Do the relationships in ones life define the individual himself or even the fate of that individual or are the relationships a reflection of the individuals characteristics, personality and choices? In the literary masterpieces, King Lear and 1984, the character relationships are the essence of the stories themselves. In each of these pieces, both Winston, the protagonist of 1984, and the major characters in King Lear are put through a series of situations, including isolation and betrayal, in which the relationships with other characters are important to their fate. In almost every instance, the connections between each character when based on love, trust and sex lead to the downfall of one of the individuals or both. Relationships that are based upon love, trust and sex, as shown in King Lear and 1984, are used to destroy rather then improve on a characters state of existence.
Love is a common theme in literature, and even though 1984’s main themes include the dangers of totalitarianism and psychological manipulation, love is still a prominent theme in the novel. The love that is displayed in 1984 between the characters Winston and Julia does not lead to an ending similar to that of a fairy tale, like many other classics do. Their love begins and ends in destruction, betrayal and hate. Winston and Julia are brought together by their combined hate for the Party, which is the totalitarian government controlling their society. However, their dislike must be kept secret or they will be taken by the Party’s Thought Police to the Ministry of Love, where they assume that their lives would be ended. Although Winston and Julia share this immense hatred for the Party itself, that seems to be the only common interest between them both. Julia is content with living her life the way she had been before she met Winston, using her outlawed sexual acts as a small, personal rebellion towards the Party. She did not take many risks as she believed that, “...all you needed was luck and cunning and boldness” (Orwell 142) in order to stay alive. Her relationship with Winston inevitably led to her capture. Winston’s love for Julia caused him to risk their lives by renting the room from Mr. Charrington who, unknowing to them, was a member of the Thought Police. His carelessness is shown in this quote, after he rents the room:

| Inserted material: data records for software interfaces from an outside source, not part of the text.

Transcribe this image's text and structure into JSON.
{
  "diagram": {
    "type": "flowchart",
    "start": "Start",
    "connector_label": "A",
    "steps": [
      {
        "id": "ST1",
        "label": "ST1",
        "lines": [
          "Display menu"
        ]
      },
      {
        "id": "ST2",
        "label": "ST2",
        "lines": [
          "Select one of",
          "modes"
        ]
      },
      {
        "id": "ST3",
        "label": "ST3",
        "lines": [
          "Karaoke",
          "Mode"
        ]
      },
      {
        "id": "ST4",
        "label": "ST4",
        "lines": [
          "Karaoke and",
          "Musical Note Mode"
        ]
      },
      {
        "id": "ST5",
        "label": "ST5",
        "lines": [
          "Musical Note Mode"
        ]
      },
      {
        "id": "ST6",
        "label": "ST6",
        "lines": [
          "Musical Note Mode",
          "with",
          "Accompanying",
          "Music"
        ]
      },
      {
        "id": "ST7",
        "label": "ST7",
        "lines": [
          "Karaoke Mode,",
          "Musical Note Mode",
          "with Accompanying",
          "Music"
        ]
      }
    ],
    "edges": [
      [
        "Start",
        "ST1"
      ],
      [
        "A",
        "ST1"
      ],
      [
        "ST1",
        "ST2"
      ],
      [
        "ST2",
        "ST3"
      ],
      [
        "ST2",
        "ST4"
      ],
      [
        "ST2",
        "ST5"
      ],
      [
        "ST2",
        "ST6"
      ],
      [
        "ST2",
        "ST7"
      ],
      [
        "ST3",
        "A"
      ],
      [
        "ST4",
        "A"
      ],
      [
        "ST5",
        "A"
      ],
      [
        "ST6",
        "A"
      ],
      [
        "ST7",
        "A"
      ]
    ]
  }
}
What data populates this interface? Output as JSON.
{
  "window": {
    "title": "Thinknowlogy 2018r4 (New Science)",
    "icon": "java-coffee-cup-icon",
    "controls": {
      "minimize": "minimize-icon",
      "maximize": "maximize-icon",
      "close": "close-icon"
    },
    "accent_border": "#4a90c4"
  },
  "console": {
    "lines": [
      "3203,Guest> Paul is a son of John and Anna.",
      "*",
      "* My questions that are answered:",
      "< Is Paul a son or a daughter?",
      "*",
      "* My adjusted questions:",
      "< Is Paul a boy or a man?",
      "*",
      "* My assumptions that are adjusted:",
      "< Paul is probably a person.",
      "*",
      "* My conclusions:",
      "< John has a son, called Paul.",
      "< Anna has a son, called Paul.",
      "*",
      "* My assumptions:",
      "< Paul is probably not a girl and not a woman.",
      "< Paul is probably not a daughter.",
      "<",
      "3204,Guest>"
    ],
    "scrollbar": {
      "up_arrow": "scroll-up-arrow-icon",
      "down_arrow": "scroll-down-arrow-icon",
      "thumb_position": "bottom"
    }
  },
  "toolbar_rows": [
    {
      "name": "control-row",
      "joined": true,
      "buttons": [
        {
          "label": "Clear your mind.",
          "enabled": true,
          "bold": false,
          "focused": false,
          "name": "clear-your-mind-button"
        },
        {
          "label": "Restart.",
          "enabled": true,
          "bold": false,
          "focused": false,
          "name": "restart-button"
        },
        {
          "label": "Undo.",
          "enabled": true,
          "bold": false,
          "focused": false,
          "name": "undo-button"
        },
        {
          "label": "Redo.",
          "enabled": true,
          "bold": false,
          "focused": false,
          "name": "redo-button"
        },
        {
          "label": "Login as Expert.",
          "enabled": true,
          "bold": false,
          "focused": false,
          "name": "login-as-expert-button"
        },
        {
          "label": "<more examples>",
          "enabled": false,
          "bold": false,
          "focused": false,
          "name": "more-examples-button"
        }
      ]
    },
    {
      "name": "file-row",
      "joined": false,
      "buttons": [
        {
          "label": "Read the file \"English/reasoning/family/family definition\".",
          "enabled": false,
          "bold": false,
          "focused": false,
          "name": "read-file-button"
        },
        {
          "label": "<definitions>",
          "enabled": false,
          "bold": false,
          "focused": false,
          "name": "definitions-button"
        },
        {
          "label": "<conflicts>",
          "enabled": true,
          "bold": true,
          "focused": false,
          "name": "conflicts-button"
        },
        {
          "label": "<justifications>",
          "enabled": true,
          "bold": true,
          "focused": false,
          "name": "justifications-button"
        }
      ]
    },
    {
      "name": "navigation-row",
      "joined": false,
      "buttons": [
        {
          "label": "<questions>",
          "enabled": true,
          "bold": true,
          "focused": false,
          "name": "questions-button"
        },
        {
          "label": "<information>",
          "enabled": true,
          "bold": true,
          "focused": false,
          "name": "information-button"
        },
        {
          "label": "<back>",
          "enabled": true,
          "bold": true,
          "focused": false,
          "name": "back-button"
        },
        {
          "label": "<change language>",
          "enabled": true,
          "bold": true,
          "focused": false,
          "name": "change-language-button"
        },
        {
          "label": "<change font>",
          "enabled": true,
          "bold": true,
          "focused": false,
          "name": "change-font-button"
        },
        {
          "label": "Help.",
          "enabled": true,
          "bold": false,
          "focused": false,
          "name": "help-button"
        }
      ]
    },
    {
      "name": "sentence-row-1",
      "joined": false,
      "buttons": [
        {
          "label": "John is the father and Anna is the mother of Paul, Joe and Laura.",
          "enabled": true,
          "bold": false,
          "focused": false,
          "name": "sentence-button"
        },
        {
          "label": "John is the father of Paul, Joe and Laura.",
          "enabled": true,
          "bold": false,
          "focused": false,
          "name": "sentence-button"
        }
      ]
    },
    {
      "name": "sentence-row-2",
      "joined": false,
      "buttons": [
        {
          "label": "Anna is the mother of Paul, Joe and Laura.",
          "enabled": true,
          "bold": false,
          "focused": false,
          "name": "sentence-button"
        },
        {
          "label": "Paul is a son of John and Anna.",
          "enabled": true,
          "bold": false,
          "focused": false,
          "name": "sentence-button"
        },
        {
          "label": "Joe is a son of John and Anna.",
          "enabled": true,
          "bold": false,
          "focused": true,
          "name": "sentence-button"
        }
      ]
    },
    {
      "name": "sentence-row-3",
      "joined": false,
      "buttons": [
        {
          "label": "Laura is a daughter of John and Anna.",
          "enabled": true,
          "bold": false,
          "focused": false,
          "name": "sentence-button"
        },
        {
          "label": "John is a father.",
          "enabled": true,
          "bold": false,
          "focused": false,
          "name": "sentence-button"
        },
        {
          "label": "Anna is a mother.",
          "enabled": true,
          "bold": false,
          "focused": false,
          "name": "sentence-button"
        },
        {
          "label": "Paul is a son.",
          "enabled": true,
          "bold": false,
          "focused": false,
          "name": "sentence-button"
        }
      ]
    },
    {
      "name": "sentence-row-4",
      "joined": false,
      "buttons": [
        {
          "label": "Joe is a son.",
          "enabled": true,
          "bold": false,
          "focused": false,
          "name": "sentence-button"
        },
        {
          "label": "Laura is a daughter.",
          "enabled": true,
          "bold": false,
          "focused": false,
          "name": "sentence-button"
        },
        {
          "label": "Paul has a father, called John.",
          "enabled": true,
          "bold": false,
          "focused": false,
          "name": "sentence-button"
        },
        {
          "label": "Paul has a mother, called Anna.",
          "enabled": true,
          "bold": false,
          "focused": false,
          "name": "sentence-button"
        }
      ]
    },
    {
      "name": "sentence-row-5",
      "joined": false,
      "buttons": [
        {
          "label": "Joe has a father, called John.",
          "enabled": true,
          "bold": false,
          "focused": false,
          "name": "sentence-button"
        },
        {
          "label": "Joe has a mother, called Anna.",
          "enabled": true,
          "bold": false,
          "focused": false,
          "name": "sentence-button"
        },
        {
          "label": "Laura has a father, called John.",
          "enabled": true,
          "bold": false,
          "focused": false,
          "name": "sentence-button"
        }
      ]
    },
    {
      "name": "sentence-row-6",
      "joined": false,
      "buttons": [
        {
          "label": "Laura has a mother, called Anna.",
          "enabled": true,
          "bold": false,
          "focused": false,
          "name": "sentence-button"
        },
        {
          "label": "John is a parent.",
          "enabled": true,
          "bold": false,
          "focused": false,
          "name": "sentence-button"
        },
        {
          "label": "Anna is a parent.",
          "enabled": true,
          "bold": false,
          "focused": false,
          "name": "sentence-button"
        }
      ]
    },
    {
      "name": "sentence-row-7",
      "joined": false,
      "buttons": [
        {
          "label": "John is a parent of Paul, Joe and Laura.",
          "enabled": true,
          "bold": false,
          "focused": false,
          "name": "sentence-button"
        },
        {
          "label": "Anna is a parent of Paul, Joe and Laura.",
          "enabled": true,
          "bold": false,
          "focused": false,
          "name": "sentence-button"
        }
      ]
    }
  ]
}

Folly, folly, folly! he thought again. It was inconceivable that they could frequent this place for more then a few weeks without being caught. But the temptation of having a hiding place that was truly their own, indoors and near at hand, had been too much to bear for the both of them. (Orwell 145)
The love between Julia and Winston made both of them reckless in a dangerous situation. The temptation of being together was enough to cause their capture and ruin their relationship. By the end of 1984, both the lives of Julia and Winston were altered negatively due to their carelessness caused by their love.
Destruction of one’s state of...